ENTRIES PROVIDED: Begin

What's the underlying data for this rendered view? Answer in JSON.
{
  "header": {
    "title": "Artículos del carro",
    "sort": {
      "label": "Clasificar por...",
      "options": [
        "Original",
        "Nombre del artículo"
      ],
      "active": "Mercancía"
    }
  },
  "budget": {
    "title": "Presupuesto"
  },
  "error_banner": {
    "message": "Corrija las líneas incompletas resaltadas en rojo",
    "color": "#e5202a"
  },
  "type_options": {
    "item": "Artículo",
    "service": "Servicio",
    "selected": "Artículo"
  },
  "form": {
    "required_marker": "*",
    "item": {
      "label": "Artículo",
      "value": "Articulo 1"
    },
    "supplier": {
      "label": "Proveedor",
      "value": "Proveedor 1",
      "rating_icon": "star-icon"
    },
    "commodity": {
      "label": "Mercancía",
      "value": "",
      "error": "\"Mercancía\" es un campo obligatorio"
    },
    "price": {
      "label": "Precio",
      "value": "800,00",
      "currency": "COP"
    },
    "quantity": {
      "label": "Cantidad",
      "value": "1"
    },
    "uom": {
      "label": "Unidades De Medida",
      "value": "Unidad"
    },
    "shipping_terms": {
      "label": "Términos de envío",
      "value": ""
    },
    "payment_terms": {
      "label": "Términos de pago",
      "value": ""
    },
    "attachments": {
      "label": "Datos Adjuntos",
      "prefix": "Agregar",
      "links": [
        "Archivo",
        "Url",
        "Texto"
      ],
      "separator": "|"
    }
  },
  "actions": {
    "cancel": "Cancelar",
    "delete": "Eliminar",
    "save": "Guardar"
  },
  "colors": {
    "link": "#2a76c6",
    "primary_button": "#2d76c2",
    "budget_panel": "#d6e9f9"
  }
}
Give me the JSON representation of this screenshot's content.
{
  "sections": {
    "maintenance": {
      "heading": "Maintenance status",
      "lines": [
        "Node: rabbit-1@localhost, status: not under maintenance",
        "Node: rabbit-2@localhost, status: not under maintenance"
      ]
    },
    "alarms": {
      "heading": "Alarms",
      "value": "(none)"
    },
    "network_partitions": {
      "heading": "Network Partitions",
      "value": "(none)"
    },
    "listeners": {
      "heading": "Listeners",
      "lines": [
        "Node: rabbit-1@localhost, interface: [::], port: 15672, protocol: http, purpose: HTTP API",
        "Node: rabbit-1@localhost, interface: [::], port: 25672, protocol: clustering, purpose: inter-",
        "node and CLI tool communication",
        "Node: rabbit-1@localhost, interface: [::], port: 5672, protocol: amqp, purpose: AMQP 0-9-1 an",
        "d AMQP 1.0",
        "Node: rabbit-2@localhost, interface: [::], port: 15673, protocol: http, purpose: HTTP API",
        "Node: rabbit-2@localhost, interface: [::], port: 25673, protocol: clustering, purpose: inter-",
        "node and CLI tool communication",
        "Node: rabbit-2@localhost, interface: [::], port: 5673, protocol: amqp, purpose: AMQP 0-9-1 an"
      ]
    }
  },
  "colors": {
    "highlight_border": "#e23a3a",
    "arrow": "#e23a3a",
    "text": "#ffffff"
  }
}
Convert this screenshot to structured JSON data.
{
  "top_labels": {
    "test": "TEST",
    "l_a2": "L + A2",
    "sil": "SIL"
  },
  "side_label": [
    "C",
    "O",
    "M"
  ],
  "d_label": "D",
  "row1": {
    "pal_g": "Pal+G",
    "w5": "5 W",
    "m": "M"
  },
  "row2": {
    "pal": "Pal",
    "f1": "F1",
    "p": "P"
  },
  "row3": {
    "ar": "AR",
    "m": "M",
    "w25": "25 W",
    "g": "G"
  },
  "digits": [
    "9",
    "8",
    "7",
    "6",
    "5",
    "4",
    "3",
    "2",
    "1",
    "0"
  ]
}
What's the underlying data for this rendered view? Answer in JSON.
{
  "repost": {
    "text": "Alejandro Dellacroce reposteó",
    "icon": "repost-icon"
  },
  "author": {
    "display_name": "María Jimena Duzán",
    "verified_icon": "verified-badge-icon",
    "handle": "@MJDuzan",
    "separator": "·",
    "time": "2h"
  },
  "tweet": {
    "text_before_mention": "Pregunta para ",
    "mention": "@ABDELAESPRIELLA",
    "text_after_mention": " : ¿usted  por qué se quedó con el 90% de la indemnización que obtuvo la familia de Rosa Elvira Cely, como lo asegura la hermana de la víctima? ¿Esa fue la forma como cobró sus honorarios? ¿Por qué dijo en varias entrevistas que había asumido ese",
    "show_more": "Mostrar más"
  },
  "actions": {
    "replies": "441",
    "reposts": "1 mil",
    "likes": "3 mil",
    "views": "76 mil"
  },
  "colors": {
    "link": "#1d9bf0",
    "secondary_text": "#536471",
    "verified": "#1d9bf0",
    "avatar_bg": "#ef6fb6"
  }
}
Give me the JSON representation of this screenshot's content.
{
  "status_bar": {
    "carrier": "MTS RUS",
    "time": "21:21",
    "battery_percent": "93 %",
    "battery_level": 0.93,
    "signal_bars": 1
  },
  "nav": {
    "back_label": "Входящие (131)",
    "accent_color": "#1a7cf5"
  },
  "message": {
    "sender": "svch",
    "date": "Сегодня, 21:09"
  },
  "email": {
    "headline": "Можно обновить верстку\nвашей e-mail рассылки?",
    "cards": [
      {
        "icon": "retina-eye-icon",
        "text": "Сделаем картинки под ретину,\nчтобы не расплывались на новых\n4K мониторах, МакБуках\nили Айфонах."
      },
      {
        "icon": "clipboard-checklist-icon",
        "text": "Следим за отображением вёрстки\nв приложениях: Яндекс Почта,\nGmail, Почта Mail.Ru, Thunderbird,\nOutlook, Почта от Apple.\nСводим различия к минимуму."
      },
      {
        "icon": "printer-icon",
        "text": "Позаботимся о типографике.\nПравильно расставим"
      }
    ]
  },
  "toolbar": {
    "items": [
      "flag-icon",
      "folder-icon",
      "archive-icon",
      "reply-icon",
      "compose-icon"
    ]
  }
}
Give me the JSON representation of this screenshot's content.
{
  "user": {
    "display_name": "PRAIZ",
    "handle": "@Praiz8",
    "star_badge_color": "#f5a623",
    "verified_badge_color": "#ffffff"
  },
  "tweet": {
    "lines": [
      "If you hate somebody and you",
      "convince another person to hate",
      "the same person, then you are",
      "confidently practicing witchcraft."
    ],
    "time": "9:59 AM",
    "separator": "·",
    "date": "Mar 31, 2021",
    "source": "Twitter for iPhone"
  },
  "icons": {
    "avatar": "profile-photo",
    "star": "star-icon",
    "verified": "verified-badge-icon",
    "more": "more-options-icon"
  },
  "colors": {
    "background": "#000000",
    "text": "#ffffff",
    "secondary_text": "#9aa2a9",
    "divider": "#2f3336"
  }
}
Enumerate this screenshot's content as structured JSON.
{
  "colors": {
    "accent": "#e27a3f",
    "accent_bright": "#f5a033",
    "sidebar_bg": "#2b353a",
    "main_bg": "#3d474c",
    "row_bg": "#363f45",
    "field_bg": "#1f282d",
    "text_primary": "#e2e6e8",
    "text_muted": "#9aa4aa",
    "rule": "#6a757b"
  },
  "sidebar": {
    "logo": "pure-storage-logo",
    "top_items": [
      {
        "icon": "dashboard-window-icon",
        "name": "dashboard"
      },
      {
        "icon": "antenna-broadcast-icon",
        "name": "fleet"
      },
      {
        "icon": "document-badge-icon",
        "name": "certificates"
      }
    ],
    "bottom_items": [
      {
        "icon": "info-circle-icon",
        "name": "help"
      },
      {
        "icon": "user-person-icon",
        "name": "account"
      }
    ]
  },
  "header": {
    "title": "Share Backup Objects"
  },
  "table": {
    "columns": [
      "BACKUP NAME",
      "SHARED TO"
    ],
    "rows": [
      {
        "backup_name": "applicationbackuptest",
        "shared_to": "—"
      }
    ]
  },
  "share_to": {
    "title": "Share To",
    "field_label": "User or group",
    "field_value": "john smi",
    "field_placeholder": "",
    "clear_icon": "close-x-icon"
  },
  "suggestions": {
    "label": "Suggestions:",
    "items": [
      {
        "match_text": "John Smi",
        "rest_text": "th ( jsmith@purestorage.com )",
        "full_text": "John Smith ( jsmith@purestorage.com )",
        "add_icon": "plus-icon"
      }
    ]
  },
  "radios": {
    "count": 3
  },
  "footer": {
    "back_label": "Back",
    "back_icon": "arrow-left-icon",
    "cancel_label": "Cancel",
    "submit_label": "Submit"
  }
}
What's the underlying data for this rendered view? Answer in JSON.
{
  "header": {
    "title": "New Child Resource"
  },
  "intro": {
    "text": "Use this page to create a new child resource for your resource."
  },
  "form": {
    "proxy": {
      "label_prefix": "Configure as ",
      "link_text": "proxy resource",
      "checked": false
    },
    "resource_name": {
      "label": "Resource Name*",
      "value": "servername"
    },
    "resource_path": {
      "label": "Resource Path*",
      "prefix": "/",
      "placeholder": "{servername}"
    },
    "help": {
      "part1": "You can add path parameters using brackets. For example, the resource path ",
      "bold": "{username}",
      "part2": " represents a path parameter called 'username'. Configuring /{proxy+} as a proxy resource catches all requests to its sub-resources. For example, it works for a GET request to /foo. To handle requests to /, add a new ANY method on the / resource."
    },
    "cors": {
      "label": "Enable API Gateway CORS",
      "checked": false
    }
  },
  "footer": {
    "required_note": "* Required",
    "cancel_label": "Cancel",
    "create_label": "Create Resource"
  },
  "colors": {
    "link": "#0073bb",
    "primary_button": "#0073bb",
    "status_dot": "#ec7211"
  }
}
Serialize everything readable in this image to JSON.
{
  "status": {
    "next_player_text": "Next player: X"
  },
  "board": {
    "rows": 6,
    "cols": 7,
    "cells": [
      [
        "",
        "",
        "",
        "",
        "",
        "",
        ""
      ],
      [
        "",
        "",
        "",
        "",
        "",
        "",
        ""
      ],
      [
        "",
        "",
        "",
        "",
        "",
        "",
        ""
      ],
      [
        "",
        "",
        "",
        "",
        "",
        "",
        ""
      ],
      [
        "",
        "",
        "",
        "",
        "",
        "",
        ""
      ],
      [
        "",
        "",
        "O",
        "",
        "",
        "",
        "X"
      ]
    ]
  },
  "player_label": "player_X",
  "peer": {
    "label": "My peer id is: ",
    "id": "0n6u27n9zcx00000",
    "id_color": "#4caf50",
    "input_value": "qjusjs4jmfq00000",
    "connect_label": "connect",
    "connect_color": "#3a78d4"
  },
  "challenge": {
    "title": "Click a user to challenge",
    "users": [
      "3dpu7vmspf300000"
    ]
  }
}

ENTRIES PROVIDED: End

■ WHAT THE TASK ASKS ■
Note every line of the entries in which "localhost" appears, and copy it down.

■ RESPONSE ■
        "Node: rabbit-1@localhost, status: not under maintenance",
        "Node: rabbit-2@localhost, status: not under maintenance"
        "Node: rabbit-1@localhost, interface: [::], port: 15672, protocol: http, purpose: HTTP API",
        "Node: rabbit-1@localhost, interface: [::], port: 25672, protocol: clustering, purpose: inter-",
        "Node: rabbit-1@localhost, interface: [::], port: 5672, protocol: amqp, purpose: AMQP 0-9-1 an",
        "Node: rabbit-2@localhost, interface: [::], port: 15673, protocol: http, purpose: HTTP API",
        "Node: rabbit-2@localhost, interface: [::], port: 25673, protocol: clustering, purpose: inter-",
        "Node: rabbit-2@localhost, interface: [::], port: 5673, protocol: amqp, purpose: AMQP 0-9-1 an"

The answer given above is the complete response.